Work instruction | Take every line from the records below that includes the word "Volcar".

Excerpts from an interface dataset
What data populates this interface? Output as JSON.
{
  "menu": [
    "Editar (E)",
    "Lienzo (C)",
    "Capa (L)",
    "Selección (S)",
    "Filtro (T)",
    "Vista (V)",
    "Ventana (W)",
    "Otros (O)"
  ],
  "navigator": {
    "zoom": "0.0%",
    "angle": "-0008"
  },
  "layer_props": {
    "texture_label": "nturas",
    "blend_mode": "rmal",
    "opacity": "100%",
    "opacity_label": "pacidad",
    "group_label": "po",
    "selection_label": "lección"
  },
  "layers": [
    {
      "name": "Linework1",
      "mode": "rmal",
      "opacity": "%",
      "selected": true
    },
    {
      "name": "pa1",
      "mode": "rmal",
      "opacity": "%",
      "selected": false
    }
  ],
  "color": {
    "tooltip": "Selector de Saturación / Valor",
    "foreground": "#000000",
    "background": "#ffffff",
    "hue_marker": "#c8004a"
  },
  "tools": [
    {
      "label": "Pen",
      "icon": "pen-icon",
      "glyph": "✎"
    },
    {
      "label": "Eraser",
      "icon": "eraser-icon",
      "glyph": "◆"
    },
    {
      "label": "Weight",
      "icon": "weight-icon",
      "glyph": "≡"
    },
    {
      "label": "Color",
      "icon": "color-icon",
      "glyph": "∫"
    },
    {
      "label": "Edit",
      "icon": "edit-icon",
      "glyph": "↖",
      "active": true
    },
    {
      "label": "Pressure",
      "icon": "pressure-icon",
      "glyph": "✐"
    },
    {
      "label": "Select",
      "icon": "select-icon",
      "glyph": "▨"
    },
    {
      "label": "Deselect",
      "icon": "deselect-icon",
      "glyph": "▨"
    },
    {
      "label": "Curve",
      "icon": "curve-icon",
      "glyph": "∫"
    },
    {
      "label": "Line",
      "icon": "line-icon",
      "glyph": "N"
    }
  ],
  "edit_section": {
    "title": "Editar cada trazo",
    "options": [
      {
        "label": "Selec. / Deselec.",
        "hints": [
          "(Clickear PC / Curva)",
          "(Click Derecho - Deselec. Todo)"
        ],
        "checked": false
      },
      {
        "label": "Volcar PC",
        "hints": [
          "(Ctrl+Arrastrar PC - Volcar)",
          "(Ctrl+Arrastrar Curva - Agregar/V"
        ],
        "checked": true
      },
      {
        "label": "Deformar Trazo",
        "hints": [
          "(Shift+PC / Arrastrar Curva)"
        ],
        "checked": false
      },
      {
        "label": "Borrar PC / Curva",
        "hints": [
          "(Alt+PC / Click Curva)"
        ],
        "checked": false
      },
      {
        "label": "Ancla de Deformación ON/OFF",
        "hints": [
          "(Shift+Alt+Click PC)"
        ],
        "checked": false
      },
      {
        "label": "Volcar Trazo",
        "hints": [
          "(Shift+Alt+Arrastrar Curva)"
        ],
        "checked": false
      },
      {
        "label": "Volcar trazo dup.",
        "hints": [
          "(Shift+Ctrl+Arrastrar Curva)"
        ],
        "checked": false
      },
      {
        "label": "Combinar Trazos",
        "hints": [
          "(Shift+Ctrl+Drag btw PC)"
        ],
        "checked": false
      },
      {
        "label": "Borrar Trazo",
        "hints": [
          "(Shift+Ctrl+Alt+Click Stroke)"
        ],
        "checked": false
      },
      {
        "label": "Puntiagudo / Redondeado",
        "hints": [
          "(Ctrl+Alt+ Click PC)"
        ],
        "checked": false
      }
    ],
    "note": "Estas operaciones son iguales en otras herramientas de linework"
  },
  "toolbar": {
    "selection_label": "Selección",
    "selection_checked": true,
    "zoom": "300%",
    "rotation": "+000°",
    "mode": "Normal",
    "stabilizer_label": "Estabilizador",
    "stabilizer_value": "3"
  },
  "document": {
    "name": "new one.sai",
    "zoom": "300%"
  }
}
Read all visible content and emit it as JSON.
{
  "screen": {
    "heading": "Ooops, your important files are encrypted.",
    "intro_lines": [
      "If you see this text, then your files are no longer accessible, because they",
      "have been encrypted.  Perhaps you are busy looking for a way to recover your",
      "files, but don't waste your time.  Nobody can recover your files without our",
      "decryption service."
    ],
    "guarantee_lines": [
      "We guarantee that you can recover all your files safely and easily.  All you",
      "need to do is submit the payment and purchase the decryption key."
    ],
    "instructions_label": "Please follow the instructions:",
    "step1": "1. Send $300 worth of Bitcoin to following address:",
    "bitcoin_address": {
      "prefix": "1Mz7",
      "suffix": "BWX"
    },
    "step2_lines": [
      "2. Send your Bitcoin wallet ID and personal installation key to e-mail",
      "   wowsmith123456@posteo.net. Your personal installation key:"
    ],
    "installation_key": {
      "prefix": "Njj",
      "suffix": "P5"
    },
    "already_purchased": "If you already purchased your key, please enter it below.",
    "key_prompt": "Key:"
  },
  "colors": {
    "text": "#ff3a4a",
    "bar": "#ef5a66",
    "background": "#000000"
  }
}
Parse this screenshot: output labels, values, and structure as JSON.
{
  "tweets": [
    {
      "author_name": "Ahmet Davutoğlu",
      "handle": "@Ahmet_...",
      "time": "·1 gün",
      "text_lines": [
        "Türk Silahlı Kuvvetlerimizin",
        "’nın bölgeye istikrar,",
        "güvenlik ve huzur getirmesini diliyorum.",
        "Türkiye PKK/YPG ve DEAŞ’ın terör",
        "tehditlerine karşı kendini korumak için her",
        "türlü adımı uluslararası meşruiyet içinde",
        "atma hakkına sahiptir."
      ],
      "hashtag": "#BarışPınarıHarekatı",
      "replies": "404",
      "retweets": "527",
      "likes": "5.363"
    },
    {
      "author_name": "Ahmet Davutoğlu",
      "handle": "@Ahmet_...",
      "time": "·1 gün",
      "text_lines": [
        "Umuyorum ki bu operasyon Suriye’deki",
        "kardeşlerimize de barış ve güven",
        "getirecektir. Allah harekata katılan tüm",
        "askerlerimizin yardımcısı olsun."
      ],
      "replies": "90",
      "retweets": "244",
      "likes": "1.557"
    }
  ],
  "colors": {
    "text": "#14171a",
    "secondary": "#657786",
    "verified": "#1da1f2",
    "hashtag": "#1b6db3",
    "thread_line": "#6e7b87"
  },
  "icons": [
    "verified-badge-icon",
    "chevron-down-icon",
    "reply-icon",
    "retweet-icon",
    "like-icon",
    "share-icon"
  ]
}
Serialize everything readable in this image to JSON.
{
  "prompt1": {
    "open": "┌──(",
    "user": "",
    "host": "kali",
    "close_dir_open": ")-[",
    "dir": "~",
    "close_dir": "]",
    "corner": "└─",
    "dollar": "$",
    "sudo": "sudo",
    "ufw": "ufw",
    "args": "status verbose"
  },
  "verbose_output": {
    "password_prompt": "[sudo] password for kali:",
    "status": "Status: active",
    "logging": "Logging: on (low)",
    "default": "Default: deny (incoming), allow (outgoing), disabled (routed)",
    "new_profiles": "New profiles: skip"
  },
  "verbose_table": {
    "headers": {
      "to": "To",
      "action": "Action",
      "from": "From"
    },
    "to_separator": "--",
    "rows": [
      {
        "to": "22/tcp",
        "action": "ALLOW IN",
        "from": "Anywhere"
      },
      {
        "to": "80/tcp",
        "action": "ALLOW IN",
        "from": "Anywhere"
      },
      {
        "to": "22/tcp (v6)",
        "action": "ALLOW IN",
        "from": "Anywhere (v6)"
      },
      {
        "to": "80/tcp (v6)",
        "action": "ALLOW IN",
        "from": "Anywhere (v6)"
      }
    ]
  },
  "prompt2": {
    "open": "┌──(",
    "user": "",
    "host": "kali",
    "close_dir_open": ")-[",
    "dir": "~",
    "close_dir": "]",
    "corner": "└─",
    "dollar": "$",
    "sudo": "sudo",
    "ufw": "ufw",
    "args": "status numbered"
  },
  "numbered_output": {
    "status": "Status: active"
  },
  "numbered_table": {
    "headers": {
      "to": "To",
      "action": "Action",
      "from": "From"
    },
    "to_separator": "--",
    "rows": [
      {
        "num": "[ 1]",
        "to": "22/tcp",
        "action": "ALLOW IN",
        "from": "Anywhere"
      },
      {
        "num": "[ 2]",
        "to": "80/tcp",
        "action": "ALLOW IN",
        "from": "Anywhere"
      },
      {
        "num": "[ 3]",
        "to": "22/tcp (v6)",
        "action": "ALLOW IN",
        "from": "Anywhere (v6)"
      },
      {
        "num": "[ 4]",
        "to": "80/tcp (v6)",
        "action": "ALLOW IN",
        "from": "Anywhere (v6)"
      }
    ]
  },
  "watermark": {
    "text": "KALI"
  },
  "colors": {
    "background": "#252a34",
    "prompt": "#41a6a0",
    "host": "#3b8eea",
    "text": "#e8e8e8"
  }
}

Response to this task |
        "label": "Volcar PC",
          "(Ctrl+Arrastrar PC - Volcar)",
        "label": "Volcar Trazo",
        "label": "Volcar trazo dup.",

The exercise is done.